Place:Lammas with Little Hautbois, Norfolk, England

NameLammas with Little Hautbois
Alt namesLamassource: alternate spelling
Lammas with Hautbois Parva
TypeParish (ancient), Civil parish
Coordinates52.75°N 1.333°E
Located inNorfolk, England     (1481 - 1935)
See alsoSouth Erpingham Hundred, Norfolk, Englandhundred in which it was located
Aylsham Rural, Norfolk, Englandrural district in which it was located 1894-1935
Buxton with Lammas, Norfolk, Englandcivil parish into which it was merged in 1935
source: Family History Library Catalog

In 1481 the ancient parishes of Little Hautbois and Lammas (redirected here) were united as the parish of Lammas with Little Hautbois. In earlier centuries, agriculture was the main industry in the area. William White reported in his gazetteer of 1845 that, taken together the settlements had a population of about 300 people in 829 acres. (Source: GENUKI)

The two settlements continued as an ecclesiastical and then as a civil parish until 1935 when a second merger took place, this time with the parish of Buxton as Buxton with Lammas. Buxton is situated across the River Bure from Lammas.


Lammas (often Lamas) is historically an ecclesiastical parish in its own right, and for centuries had its own Rector.

A Vision of Britain through Time provides the following description of Lammas from John Marius Wilson's Imperial Gazetteer of England and Wales of 1870-72:

"LAMMAS, a parish, with a village, in Aylsham district, Norfolk; on the river Bure, 5 miles SE of Aylsham, and 9 NNE of Norwich [railway] station. Post-town: Hevingham, under Norwich. Acres: 500. Real property, with Little Hautbois: £1,860. Population: 291. Houses: 60. The property is subdivided. The manor belongs to the Rev. W. H. Marsh. The living is a rectory, united with the rectory of Little Hautbois, in the diocese of Norwich. Value: £250. Patron: the Rev. W. H. Marsh. The church consists of nave and chancel, with S porch and low embattled tower. There are chapels for Baptists and Wesleyans."

The two spelling of Lammas and Lamas appear to be interchangeable.

Little Haubois

Little Hautbois is a small hamlet, part of the parish of Lammas. The name is pronounced 'Hobbis', and can be seen thus spelled on a memorial on the outside of nearby Lammas Church.

"The church of Little Hautbois, once owned by the monks of St Benet's Abbey, fell into ruin in the 15th century when the parish was amalgamated with that of Lamas. Although ruins were still visible in the 18th century, no sign of the building now remains above ground; the only trace of its existence is a depression in the grounds of Little Hautbois Hall. Little Hautbois has the feel of an isolated rural community now, but two former main transport routes pass through it: the River Bure, canalized in the 18th century to allow navigation up to Aylsham, and the Bure Valley Railway, now a light steam railway but formerly a full-sized railway." (Source: Wikipedia on Little Hautbois) The article also includes a description of Little Hautbois Hall.

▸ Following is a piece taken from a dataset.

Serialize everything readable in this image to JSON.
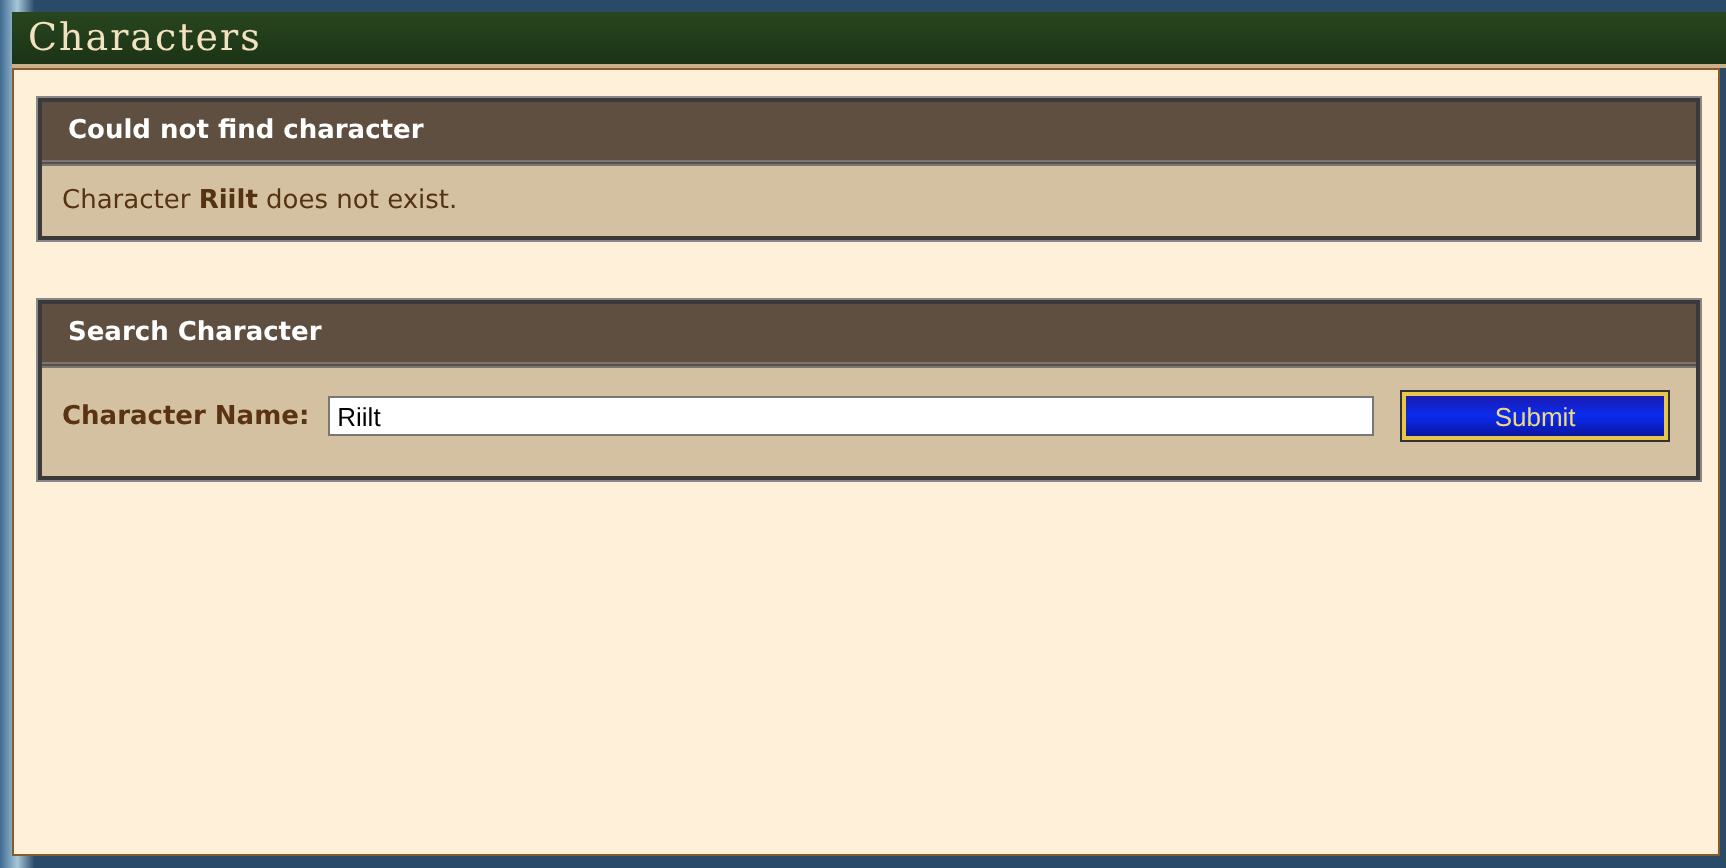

Research Tips

GENUKI provides some references for Lammas. Some entries lead to free online transcriptions of registers and censuses. White's Gazetteer transcription includes a list of inhabitants in 1845.
GENUKI provides some references for Little Hautbois. Some entries lead to free online transcriptions of registers and censuses.